This article is a guest post
Corona has turned team structures upside down
With the outbreak of the Coronavirus crisis, teams were suddenly forced to start working from home. This resulted in all their usual team structures to be turned upside down. Lots of teams experienced how their teamwork and personal work organization changed entirely within just a few short days. In many cases, not for the better.
We are each faced with a challenge, not only in terms of our ability to work but also how we deal emotionally with changes forced by a global pandemic.
Less information | Less interaction | Less purpose
Fear influences our behavior
When unexpected threats arise, human instinct kicks in. Our basic needs for things such as security, belonging, and recognition are called into question. How we choose to respond or behave is restricted. Some go into the offensive and some retreat.
What has this got to do with working from home?
Many of us are being forced to ask ourselves the difficult questions: Will my company survive this crisis? Will I still have a job? These are tough questions to have to face while being kept away from the usual workplace and colleagues.
This isolation from our team adversely affects the feeling of belonging that many of us need. We miss the regular small talk or celebrating little achievements from our daily work. How can we feel recognized if the successes aren't as visible anymore through being alone?
This is where good leadership becomes essential. Here are some tips through which leaders can help satisfy these basic human needs, effectively, despite the current circumstance.
Meeting the needs of your workforce
Transparency can play a massive part in giving people within an organization a sense of security. This needs to go beyond the regular information they would receive under normal conditions. They want to know how the company is handling the situation and what measures are in place to combat the challenges still to come.

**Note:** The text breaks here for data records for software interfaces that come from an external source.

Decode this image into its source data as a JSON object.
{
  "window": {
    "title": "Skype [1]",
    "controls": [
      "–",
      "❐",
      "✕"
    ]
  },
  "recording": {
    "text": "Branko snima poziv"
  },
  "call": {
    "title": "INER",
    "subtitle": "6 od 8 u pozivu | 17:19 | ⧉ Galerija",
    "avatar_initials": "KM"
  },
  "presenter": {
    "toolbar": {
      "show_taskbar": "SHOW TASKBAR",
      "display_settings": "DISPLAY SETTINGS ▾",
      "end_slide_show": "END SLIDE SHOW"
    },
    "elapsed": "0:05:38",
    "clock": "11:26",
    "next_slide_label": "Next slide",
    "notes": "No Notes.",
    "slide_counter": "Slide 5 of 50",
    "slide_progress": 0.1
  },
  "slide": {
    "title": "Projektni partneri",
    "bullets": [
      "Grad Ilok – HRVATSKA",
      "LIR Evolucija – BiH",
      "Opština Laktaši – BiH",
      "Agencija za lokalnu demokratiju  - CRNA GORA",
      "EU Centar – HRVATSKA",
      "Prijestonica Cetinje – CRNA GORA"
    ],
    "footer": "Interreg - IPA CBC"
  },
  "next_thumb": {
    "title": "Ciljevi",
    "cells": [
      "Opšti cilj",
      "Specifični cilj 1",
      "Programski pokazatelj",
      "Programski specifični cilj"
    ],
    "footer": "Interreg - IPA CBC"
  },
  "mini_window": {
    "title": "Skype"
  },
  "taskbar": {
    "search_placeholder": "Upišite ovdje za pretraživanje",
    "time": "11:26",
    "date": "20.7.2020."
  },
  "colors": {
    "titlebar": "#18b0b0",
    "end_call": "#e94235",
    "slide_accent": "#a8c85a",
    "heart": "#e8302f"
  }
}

Under normal circumstances, the top-down information stream only happens once solutions are in place and can be made official. Unfortunately, waiting to communicate things in times like these cause ripples rather than calm waters.
Being able to rely on our technical amenities also plays an essential role in giving us a feeling of security. A computer and an internet connection are the most critical tools in helping us stay connected with our teams, thus allowing us to continue working.
Management needs to ensure that this infrastructure is in place and functional. Not only physical equipment but also an increase in the visibility of the support team could prove vital in keeping morale up.
However, people in leadership roles can only provide support to others when they are informed about issues that exist. Many people may be hesitant to always report seemingly "insignificant" problems that seem to crop up more often while working from home.
This is why managers should seek out opportunities for open dialog with their teams and identify the areas that need support. This could be anything from lack of media competence, to problems in organizing their workload.
When the whole team suddenly finds themselves working from home, specific logistical questions have to be answered. When can I reach the relevant contact person if I have a problem? What are our core working hours? How do we track our presence or communicate any absences?
These things can be tackled through holding daily stand-ups, allowing teams to communicate on their current tasks, or giving information on where they might need support.
For those that miss the social aspects of being in their office environment, even the setting up of a remote lounge for digital coffee breaks can give people that feeling of familiarity they've been missing. Exchanging tips on child care or dealing with being indoors almost all the time is the small talk some need around the virtual water cooler.
Communication via video meetings has become a staple, so having this available is a must. Many people may find the switch from face-to-face to video, odd at first, and may feel more comfortable joining virtual meetings without turning on their camera.
However, the range of communication is much greater with video. It makes the interaction more personal, multifaceted and enriching. Team morale has a chance to develop when the nuances of communication with video are allowed to take place.
Management should take care that video conferences are well-moderated and don't go on for too long. Meetings shouldn't last longer than 45 to 60 minutes and, ideally, contain enough breaks: 15 minutes of break for each meeting hour. This gives the participants time away from the screen, the opportunity to stretch their legs and recharge.
In an ideal situation, companies would create a video conferencing culture in which each and every team member can invite others to a video conference and moderate them independently.
As a manager, it is crucial to ensure that feedback and recognition are given more space than ever. Not only does that mean expressing appreciation for the results of the team's work but for other things too, e.g., how quickly the team has found its way in this new situation or which good ideas have led to productive collaboration. Here, it is essential to ensure that every member of the team (especially those who are quieter) receives feedback and knows that they are seen and acknowledged.
Depending on the role within the company, some employee's tasks have disappeared entirely. Take those in sales or customer service, who typically visit their customers. This can lead them to feel like they've lost their identity within their company and feel like they're no longer needed.
This could be the perfect time for those employees to learn new skills through the support of management and their team. Why not create a Slack channel for the team to talk about the things they've learned each day? You can integrate personal learning goals into the team sprint or create learning challenges on specific topics. These are all ways to ensure the team stays motivated and feels recognized.
Where do we go from here?
Teams need supportive and empathetic management to work effectively and reach their goals together, and not just in times like these. The current situation simply brings certain issues to the forefront, which companies should be looking at anyway. How to remain innovative and able to function in extremely insecure and complex markets should be things we always think about.
Such challenges require management to evolve, mastering a systemic approach, and finding tools to enable teams to take on responsibility for themselves.
Read more about working from home